The cause of diffuse SAH in the first case (Figure 1) detected by repeat CTA in our study was a mycotic aneurysm at the anterior temporal branch of the right middle cerebral artery (MCA), which was well visualised in the follow-up CTA after its interval growth. In retrospective assessment of the initial DSA, it presented with a focal peripheral irregular lesion, which was, however, an inconclusive finding, and too small to diagnose a cerebral aneurysm. Closed follow-up imaging is helpful in the case of a small, inconclusive lesion.

In the second case of diffuse SAH (Figure 2), initial DSA was unable to detect any potential vascular abnormalities. A follow-up CTA was performed 9 days after the initial DSA and revealed interval growth of the small aneurysm at the right PICA origin.

As yet, there is no established international standard for imaging follow-up in initial DSA-negative SAH. Repeat DSA has been advocated for occult aneurysm detection in numerous trials [7, 14-18, 21-29]; however, this invasive process entails additional neurological complications and costs for care, whereas the current multidetector CTA study provides a fast, simple, and noninvasive diagnostic method. Recently, Wu et al. [12] have suggested that the specificity, overall sensitivity, and accuracy of 320-row CTA are comparable to those of DSA for the rate of cerebral aneurysm detection; as a result, this method may take the position of DSA as the primary choice for noninvasive assessment of follow-up initial DSA-negative SAH patients.

In this research, we followed up on initial DSA-negative SAH using modern advanced CT 384 (2 × 192) slices. The follow-up CTA was also warranted and performed effectively because it uncovered 2 undetected vascular lesions for which the initial DSA had yielded negative or inconclusive results. It is significant that no patients experienced rebleeding throughout the monitoring period for at least 2 years (mean 4.7 years). Following the protocol at our institution, we think that for patients with non-traumatic SAH, looking at 4 vessels with 3D rotational DSA during the first evaluation and then a modern advanced CT 384 (2 × 192) slices within 1-2 weeks may lower the chance of missing the vascular lesions.
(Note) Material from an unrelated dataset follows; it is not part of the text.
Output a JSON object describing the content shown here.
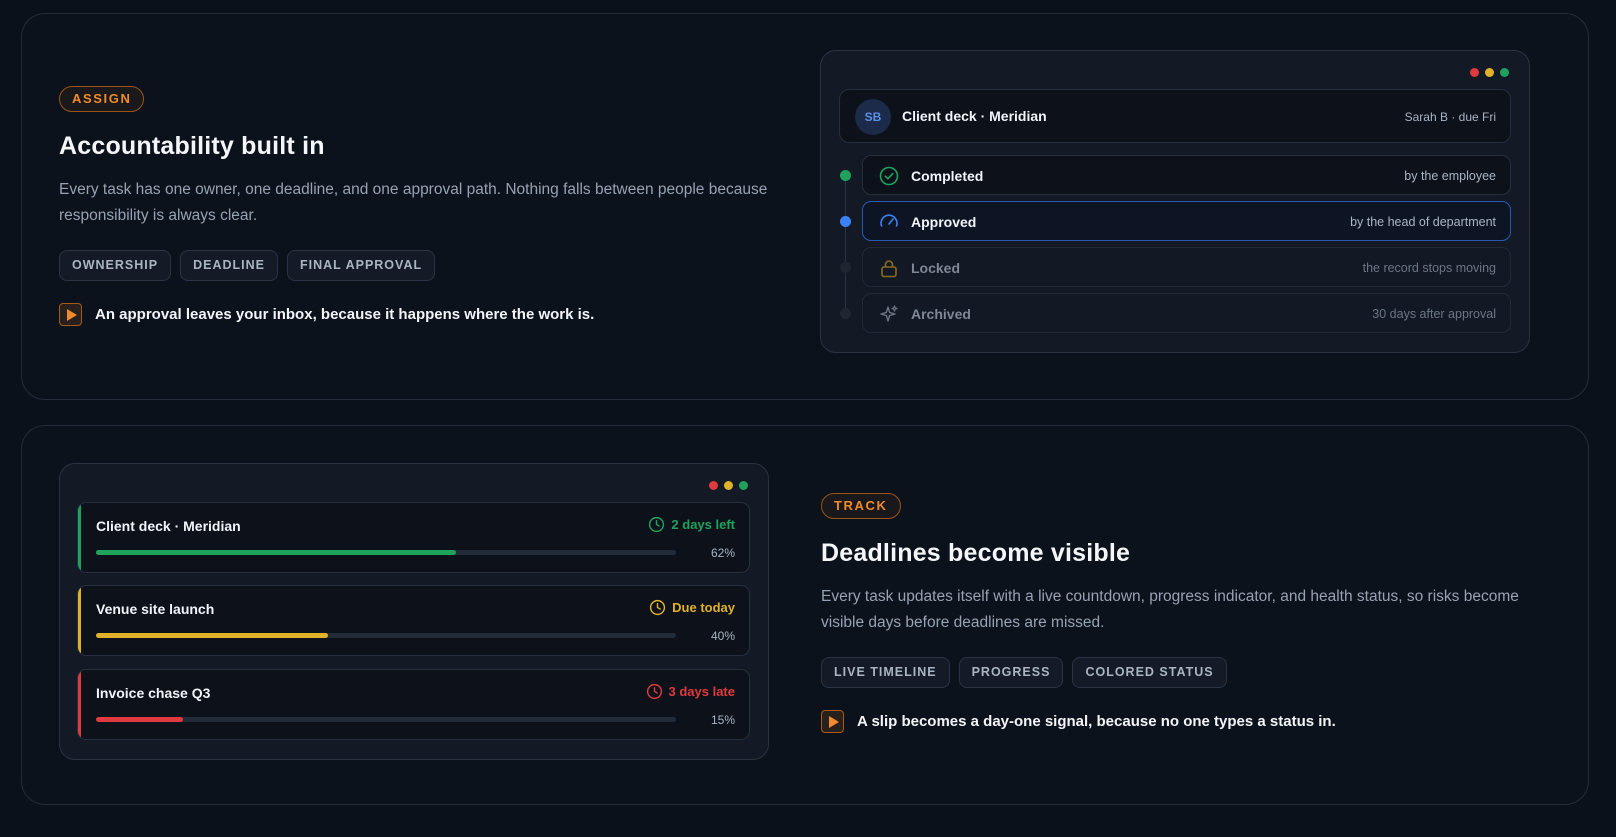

The limitation of this study was its retrospective methodology, small patient population and study length. A large, prospective, and multicentre trial is needed to confirm these results.
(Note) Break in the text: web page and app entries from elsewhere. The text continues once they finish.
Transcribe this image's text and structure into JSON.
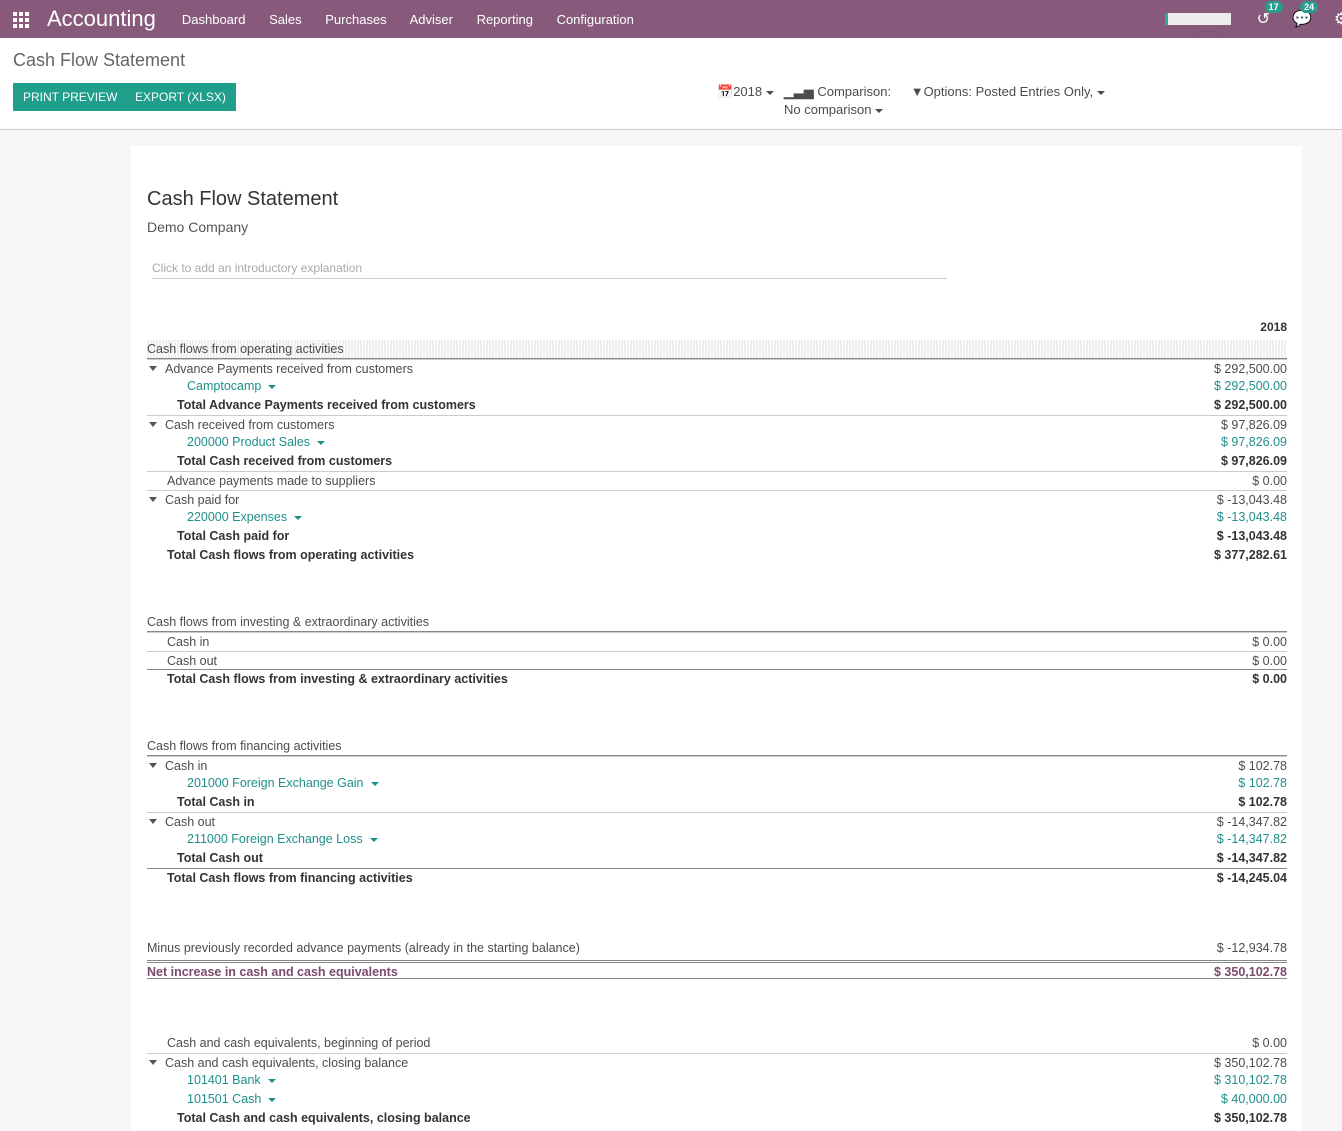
{
  "nav": {
    "brand": "Accounting",
    "menu": [
      "Dashboard",
      "Sales",
      "Purchases",
      "Adviser",
      "Reporting",
      "Configuration"
    ],
    "activity_count": "17",
    "message_count": "24"
  },
  "control": {
    "title": "Cash Flow Statement",
    "print_label": "PRINT PREVIEW",
    "export_label": "EXPORT (XLSX)",
    "date_filter": "2018",
    "comparison_label": "Comparison:",
    "comparison_value": "No comparison",
    "options_label": "Options: Posted Entries Only,"
  },
  "report": {
    "title": "Cash Flow Statement",
    "company": "Demo Company",
    "intro_placeholder": "Click to add an introductory explanation",
    "column": "2018",
    "sections": [
      {
        "rows": [
          {
            "type": "sec",
            "label": "Cash flows from operating activities",
            "value": ""
          },
          {
            "type": "l1c",
            "label": "Advance Payments received from customers",
            "value": "$ 292,500.00"
          },
          {
            "type": "acc",
            "label": "Camptocamp",
            "value": "$ 292,500.00"
          },
          {
            "type": "tot",
            "label": "Total Advance Payments received from customers",
            "value": "$ 292,500.00"
          },
          {
            "type": "l1c",
            "label": "Cash received from customers",
            "value": "$ 97,826.09"
          },
          {
            "type": "acc",
            "label": "200000 Product Sales",
            "value": "$ 97,826.09"
          },
          {
            "type": "tot",
            "label": "Total Cash received from customers",
            "value": "$ 97,826.09"
          },
          {
            "type": "l1",
            "label": "Advance payments made to suppliers",
            "value": "$ 0.00"
          },
          {
            "type": "l1c",
            "label": "Cash paid for",
            "value": "$ -13,043.48"
          },
          {
            "type": "acc",
            "label": "220000 Expenses",
            "value": "$ -13,043.48"
          },
          {
            "type": "tot",
            "label": "Total Cash paid for",
            "value": "$ -13,043.48"
          },
          {
            "type": "gtotn",
            "label": "Total Cash flows from operating activities",
            "value": "$ 377,282.61"
          }
        ]
      },
      {
        "rows": [
          {
            "type": "secp",
            "label": "Cash flows from investing & extraordinary activities",
            "value": ""
          },
          {
            "type": "l1",
            "label": "Cash in",
            "value": "$ 0.00"
          },
          {
            "type": "l1",
            "label": "Cash out",
            "value": "$ 0.00"
          },
          {
            "type": "gtot",
            "label": "Total Cash flows from investing & extraordinary activities",
            "value": "$ 0.00"
          }
        ]
      },
      {
        "rows": [
          {
            "type": "secp",
            "label": "Cash flows from financing activities",
            "value": ""
          },
          {
            "type": "l1c",
            "label": "Cash in",
            "value": "$ 102.78"
          },
          {
            "type": "acc",
            "label": "201000 Foreign Exchange Gain",
            "value": "$ 102.78"
          },
          {
            "type": "tot",
            "label": "Total Cash in",
            "value": "$ 102.78"
          },
          {
            "type": "l1c",
            "label": "Cash out",
            "value": "$ -14,347.82"
          },
          {
            "type": "acc",
            "label": "211000 Foreign Exchange Loss",
            "value": "$ -14,347.82"
          },
          {
            "type": "tot",
            "label": "Total Cash out",
            "value": "$ -14,347.82"
          },
          {
            "type": "gtot",
            "label": "Total Cash flows from financing activities",
            "value": "$ -14,245.04"
          }
        ]
      },
      {
        "rows": [
          {
            "type": "plain",
            "label": "Minus previously recorded advance payments (already in the starting balance)",
            "value": "$ -12,934.78"
          },
          {
            "type": "net",
            "label": "Net increase in cash and cash equivalents",
            "value": "$ 350,102.78"
          }
        ]
      },
      {
        "rows": [
          {
            "type": "l1n",
            "label": "Cash and cash equivalents, beginning of period",
            "value": "$ 0.00"
          },
          {
            "type": "l1c",
            "label": "Cash and cash equivalents, closing balance",
            "value": "$ 350,102.78"
          },
          {
            "type": "acc",
            "label": "101401 Bank",
            "value": "$ 310,102.78"
          },
          {
            "type": "acc",
            "label": "101501 Cash",
            "value": "$ 40,000.00"
          },
          {
            "type": "tot",
            "label": "Total Cash and cash equivalents, closing balance",
            "value": "$ 350,102.78"
          }
        ]
      }
    ]
  }
}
It is beneficial to repeat CTA when evaluating patients with diffuse SAH who initially demonstrate negative results on initial DSA. In the case of occult aneurysms, the diagnostic yield of this follow-up CTA is 6.5%.